No one religion was defined as the official religion of the State. However, in reality, a large majority of the people are Roman Catholic. The numbers of those belonging to minority Christian denominations declined after the foundation of the State. Under the Constitution of the Free State of Ireland, enacted in 1922, freedom of conscience and freedom to profess and practice religion were guaranteed, subject to public order and morality.
The Constitution enacted in 1922 was replaced in 1937, and this document remains in place today. The 1937 Constitution can only be amended by a majority vote at a referendum. A number of articles of the 1937 Constitution of Ireland, Bunreacht na h-Eireann, reflect Roman Catholic social thinking and teaching of the time. These are underpinned by the notion of subsidiarity, stressing minimal State interference in the life of the family. These include the article (41) dealing with the family and marriage, and the article dealing with education (42). Article 42 states that parents are the 'primary and natural educator' of their child(ren) and defines the role of the State in this regard as requiring that children receive 'a certain minimum education, moral, intellectual and social'. Article 44.4 provides that legislation providing State aid for schools shall not discriminate between schools under the management of different religious denominations, nor prejudice the right of any child to attend a school receiving public money without attending religious instruction in that school.

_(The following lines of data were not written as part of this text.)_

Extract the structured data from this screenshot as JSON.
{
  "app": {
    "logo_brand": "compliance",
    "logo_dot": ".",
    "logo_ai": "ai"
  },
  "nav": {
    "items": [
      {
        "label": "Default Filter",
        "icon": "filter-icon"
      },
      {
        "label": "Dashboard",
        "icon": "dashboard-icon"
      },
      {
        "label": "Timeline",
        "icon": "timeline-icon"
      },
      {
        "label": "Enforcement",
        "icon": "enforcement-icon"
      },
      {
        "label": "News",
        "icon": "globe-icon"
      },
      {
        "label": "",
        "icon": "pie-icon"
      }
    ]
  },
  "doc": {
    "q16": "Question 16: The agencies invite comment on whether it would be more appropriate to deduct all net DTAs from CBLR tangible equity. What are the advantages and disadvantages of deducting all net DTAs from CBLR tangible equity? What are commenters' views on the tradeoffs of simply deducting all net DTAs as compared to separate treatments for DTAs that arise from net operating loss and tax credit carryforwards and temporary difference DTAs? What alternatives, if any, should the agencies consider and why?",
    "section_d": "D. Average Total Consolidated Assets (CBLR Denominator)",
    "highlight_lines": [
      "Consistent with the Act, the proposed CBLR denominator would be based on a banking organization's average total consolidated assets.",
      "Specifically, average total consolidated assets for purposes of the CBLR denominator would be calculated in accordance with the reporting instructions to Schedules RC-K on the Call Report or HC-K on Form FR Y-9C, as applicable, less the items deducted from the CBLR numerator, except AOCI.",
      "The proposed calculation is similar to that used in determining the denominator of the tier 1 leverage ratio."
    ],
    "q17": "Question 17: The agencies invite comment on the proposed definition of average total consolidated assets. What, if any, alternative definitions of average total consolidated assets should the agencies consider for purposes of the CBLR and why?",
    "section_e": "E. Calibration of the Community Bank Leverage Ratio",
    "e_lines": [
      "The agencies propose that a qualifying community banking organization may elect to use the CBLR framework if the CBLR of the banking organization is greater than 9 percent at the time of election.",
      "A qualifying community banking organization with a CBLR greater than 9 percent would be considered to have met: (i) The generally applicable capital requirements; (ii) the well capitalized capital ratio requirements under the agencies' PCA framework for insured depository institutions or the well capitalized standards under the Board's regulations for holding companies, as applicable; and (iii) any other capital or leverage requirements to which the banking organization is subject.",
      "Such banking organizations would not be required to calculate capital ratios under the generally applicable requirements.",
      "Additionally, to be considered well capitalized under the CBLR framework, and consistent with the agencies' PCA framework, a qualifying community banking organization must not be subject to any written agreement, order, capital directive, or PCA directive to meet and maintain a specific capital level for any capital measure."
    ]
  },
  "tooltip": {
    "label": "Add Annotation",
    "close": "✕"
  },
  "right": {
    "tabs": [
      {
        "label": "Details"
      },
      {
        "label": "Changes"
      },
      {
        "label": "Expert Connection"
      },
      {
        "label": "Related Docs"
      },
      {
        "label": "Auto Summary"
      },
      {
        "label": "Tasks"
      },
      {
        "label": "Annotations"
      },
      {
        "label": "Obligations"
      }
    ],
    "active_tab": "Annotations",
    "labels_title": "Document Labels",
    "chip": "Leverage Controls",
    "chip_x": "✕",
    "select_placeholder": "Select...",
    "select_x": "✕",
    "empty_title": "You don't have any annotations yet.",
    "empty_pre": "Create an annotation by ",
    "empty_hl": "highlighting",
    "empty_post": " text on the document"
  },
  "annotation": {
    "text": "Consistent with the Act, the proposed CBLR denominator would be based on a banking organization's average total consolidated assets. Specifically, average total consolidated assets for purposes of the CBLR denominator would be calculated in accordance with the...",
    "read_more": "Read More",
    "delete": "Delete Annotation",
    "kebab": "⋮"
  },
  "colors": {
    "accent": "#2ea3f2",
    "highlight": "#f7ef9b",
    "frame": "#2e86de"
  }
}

Denominational bodies played an important role in the provision of health and education, a situation that had its origins in the 19th century prior to the foundation of the State. Religious bodies owned and managed most schools at primary and post-primary level. Almost all primary schools remain in the ownership and control of religious bodies, be they religious orders or parish bodies.
The current distribution of schools no longer reflects the diversity in Irish society. The Census 2011 shows that 84.2% of the population are Roman Catholic, 4.5% are other Christian religions, 1.1% are Muslim, 1.0% are Orthodox, 1.8% are members of other religions, and 7.5% have either no religion or did not state their religion. Approximately 90% of primary schools are in Roman Catholic control, most others are controlled by the minority Protestant denominations (including the Church of Ireland, the Methodist and Presbyterian churches). There are a handful of schools operated by other religious groups including the Irish Islamic and Jewish communities.
Since the 1970s, groups of parents have become active in founding multi-denominational schools. Patronage of Schools in Section 2 of the Reform Chapter, sets out the policy to provide for greater diversity within the school system since 2011. The number of multi-denominational schools (Educate Together or Community National) is now 101 (September 2016). Under the Action Plan for Education 2016-2019, there is a target to increase this to 400 multi or non- denominational schools by 2030.
Employment and Unemployment
% Rates of Employment and Unemployment
Quarter 4, 2000
Quarter 4, 2005
Quarter 4, 2008
Quarter 3, 2012
Quarter 4, 2012
Quarter 2, 2016
Source: Quarterly National Household Survey
Unemployment reached its peak in 2012, and reduced from a high of 15% to 8.6% in Q2 of 2012. The rate of unemployment fell to 7.9% in September 2016.